(Record excerpts begins)
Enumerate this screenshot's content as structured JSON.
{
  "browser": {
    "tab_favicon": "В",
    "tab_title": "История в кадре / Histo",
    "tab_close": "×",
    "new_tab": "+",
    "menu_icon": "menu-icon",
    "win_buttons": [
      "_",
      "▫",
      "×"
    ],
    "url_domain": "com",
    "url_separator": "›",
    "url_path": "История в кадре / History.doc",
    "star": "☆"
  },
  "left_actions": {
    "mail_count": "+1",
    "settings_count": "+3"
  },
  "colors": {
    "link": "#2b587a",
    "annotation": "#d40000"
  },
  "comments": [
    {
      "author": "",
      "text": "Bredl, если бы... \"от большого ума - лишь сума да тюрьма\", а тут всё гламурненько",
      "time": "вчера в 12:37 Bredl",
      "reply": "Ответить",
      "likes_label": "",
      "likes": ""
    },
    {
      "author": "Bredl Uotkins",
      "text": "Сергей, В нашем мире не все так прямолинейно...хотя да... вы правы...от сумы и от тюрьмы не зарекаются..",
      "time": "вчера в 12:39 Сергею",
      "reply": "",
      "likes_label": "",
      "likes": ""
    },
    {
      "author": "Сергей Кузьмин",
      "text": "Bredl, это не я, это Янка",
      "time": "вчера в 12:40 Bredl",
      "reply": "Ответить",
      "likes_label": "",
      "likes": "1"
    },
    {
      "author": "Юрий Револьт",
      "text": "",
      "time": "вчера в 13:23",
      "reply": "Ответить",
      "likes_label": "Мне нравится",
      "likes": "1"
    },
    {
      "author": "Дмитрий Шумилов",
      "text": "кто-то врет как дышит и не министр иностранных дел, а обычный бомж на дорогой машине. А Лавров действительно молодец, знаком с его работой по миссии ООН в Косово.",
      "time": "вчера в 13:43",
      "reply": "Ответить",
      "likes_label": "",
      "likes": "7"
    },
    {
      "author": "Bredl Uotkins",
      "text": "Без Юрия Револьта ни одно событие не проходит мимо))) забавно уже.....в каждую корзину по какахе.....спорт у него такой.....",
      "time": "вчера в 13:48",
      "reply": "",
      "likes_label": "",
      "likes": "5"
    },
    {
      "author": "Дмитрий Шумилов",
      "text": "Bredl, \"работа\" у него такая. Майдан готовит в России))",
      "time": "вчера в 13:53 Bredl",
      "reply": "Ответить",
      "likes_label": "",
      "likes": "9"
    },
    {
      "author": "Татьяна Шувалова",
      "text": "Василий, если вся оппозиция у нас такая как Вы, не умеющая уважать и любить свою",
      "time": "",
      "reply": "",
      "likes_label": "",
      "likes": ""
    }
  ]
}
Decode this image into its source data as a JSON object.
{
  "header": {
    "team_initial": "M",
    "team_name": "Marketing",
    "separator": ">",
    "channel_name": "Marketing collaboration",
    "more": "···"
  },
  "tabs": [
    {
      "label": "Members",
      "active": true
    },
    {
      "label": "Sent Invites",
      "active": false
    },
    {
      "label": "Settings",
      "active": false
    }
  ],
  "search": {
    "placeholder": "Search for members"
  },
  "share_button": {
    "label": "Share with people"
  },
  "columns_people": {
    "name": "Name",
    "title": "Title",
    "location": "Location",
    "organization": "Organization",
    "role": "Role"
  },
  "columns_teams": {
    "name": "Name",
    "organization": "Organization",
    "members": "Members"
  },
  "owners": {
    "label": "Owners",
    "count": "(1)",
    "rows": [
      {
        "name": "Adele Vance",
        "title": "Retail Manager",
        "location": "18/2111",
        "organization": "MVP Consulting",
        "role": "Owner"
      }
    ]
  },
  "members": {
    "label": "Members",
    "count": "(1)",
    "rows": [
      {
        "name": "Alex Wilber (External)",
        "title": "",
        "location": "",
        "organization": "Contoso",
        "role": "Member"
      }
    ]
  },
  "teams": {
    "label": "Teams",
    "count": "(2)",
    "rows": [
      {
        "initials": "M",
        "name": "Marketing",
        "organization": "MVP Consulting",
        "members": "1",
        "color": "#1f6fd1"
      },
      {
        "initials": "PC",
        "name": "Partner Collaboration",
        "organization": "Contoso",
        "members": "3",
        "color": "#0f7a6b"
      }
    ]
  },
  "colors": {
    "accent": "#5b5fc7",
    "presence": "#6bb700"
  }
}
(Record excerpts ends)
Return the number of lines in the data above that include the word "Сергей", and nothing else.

2